by God to leave his home, and through doing so, received the promise to be the Father of many nations
with descendants more numerous than the stars in heaven and the grains of sand on the earth.
In the reading that I chose as a focus for us today on Father’s Day comes from St Luke’s Gospel
Chapter 15 verses 11-32. It is a familiar story known as the prodigal or lost son who is restored to his
family and to the place in his home, after a feckless episode in his young life. Coming to his senses on
finding himself destitute, he decides to return to his home in the hope of asking for a position as a hired
hand, where he would receive food for his work. Instead of the recriminations he might have anticipated,
he is literally welcomed into his father’s open arms. The finest robe is brought to him, the fatted calf is
killed in his honour, and a party ensues. Such is the love of his father to have him restored to the family.
Jesus uses the parable to give hearers a glimpse into the love of God – our ‘heavenly father’ who is there
for all who is always waiting to welcome us, and reach out with the open arms of love. Through Jesus we
all have access to that love, no longer dependent upon our own individual ancestral line to be counted as
God’s chosen people. For we are all God’s chosen people for whom our Heavenly Father waits in love.

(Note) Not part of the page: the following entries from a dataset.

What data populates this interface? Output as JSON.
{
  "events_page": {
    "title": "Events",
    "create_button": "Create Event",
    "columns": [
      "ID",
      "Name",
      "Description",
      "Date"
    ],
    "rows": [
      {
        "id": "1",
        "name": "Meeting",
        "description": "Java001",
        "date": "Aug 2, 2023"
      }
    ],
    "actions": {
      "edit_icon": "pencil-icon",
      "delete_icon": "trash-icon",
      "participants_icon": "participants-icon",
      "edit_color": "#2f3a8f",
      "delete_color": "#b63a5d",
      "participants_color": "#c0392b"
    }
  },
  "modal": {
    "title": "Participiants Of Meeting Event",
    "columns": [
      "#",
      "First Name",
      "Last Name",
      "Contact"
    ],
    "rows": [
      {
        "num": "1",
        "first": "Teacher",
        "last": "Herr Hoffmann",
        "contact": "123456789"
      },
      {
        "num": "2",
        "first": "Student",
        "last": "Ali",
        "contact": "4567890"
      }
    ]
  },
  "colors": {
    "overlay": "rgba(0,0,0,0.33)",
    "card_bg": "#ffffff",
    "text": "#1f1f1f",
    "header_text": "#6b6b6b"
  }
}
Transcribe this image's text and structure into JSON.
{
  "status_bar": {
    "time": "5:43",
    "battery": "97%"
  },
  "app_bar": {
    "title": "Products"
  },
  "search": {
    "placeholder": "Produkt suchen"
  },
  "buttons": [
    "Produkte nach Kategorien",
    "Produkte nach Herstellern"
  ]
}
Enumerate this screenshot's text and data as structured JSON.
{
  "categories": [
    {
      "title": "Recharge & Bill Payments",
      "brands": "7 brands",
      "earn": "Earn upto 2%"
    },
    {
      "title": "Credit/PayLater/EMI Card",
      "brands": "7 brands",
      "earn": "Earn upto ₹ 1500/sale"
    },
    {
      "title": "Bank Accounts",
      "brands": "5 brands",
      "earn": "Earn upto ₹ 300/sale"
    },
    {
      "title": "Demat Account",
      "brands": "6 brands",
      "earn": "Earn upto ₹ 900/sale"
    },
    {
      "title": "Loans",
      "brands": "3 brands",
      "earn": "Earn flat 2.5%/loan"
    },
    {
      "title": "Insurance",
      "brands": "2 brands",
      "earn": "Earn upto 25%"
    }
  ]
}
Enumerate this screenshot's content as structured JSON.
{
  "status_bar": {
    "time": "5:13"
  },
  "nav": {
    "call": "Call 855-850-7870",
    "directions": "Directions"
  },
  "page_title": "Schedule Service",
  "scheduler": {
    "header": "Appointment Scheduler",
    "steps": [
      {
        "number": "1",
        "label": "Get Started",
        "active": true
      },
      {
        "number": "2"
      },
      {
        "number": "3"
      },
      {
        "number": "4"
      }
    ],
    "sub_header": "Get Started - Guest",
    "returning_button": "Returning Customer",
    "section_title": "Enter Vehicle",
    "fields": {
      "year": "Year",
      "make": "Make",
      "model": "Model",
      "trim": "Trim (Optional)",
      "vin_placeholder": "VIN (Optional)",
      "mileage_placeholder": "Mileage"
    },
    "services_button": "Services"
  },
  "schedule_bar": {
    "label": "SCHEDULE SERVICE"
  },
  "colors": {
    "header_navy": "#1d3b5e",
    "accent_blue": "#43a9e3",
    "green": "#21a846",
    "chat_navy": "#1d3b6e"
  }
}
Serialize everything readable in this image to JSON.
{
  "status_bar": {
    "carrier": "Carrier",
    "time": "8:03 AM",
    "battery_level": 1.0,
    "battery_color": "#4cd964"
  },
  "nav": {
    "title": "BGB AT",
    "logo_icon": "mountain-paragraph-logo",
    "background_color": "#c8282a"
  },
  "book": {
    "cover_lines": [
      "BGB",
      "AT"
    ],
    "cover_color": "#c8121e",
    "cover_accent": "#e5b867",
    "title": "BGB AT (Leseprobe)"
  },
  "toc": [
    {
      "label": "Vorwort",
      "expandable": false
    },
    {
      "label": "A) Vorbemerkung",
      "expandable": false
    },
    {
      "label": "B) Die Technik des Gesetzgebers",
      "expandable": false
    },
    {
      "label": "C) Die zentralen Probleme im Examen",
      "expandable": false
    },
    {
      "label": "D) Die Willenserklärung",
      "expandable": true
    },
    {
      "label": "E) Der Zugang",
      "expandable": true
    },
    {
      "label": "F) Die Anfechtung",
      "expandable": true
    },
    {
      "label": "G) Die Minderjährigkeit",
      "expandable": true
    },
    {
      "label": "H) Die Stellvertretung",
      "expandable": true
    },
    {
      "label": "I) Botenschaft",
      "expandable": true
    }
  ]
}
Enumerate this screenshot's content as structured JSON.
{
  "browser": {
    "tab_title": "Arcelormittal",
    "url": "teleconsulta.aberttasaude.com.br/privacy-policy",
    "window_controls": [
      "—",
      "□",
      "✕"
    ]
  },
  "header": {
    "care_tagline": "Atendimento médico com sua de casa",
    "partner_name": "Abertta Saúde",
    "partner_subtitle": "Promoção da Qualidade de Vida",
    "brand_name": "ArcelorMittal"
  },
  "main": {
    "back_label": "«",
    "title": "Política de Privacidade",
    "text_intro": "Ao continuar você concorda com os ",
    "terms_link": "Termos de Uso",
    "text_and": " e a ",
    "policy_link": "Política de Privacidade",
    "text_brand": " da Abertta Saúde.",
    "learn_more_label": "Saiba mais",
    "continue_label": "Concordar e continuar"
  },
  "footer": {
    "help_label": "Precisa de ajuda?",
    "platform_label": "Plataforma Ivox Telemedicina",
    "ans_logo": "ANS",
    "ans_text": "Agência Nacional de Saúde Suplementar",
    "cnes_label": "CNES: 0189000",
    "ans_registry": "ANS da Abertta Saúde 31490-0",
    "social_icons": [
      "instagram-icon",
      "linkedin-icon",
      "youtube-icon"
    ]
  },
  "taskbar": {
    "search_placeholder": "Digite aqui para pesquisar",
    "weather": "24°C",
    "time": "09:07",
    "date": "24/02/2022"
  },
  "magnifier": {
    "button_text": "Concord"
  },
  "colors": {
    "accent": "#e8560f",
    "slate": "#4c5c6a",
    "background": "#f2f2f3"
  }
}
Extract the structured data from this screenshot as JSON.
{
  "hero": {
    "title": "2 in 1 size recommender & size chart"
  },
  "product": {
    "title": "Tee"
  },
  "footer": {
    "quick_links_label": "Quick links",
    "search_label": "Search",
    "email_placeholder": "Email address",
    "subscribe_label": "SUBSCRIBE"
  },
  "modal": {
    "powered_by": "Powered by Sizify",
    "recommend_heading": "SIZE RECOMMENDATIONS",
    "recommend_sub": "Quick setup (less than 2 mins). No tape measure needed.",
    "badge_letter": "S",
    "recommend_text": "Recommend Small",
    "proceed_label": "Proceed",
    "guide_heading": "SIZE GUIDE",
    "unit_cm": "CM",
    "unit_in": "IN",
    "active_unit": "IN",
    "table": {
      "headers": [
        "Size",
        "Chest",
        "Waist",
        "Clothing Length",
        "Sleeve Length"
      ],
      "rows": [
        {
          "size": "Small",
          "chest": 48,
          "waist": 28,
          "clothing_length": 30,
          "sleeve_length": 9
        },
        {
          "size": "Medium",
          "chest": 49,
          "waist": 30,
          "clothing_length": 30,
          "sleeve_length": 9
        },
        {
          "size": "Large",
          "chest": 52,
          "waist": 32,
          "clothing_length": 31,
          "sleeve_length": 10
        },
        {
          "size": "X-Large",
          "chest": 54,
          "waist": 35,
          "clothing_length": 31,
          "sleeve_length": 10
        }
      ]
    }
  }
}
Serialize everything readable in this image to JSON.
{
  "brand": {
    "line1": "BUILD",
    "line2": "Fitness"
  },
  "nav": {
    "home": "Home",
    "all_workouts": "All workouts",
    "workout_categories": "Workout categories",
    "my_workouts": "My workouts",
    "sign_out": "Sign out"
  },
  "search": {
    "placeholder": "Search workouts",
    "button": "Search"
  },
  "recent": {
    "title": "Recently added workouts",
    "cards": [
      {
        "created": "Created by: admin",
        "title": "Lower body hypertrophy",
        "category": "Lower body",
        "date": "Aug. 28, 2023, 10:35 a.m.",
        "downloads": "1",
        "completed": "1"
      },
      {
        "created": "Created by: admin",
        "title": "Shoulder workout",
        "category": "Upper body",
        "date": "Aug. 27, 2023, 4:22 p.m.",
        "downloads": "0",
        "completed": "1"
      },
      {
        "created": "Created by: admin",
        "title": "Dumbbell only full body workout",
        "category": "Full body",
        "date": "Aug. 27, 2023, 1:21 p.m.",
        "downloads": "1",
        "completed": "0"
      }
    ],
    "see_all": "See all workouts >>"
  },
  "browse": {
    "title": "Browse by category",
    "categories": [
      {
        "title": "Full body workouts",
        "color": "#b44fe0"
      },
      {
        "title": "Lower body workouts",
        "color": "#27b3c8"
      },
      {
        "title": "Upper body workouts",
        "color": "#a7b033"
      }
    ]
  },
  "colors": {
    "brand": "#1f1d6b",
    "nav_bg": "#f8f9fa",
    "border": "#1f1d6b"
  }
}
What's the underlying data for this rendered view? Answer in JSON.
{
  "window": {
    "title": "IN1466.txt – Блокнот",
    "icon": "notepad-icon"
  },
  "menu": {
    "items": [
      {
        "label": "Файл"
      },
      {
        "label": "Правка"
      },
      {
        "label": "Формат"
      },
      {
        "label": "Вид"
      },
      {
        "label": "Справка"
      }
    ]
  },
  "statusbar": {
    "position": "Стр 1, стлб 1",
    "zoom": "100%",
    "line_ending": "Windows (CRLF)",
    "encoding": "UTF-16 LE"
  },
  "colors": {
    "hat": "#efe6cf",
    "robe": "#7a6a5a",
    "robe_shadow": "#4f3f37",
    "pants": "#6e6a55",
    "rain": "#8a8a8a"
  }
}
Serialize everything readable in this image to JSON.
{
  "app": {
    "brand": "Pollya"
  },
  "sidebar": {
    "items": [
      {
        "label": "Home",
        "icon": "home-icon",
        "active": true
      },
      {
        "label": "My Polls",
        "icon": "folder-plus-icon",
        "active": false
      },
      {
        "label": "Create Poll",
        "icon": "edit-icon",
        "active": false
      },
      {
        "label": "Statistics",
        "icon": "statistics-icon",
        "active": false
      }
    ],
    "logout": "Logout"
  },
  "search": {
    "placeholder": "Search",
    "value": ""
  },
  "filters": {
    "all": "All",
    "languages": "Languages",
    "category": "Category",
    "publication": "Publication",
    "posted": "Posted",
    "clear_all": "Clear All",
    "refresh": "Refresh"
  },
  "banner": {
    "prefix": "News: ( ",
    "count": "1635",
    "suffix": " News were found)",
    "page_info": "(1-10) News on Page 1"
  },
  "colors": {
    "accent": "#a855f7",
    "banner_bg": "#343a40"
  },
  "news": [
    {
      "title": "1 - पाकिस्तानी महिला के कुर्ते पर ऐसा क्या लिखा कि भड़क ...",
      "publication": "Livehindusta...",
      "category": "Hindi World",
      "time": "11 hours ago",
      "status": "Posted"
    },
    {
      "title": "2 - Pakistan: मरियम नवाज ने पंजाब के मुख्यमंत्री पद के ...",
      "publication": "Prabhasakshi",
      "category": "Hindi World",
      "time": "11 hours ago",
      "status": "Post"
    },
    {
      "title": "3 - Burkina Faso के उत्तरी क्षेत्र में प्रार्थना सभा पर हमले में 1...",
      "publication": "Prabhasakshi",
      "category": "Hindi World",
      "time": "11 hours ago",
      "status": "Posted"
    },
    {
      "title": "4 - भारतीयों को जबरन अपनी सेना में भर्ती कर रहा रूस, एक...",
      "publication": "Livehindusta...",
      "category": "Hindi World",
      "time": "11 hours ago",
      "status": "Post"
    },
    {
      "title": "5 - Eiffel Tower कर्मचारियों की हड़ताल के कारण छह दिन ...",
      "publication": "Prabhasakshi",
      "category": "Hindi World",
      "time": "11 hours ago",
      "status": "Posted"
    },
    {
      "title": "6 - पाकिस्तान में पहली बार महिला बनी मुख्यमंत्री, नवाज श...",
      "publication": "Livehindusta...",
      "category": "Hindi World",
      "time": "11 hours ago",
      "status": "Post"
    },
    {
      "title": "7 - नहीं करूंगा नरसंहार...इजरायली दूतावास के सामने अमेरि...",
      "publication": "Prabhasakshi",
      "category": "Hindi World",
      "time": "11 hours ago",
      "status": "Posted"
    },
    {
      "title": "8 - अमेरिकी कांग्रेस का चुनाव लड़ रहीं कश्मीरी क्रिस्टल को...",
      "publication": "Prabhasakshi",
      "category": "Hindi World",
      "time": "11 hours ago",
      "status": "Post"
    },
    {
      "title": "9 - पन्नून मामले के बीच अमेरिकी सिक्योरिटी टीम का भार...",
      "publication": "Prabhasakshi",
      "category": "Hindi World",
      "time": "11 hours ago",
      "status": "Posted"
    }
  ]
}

Revd Val

Our first audio service is for Sunday 3rd May. You can download the service booklet by clicking on the Download button below. To listen to the service click on the black arrow on the Morning Service from Yatton file. Don’t forget to turn your speakers on! We hope you enjoy sharing the service with us.

Morning Service from Yatton May 3rd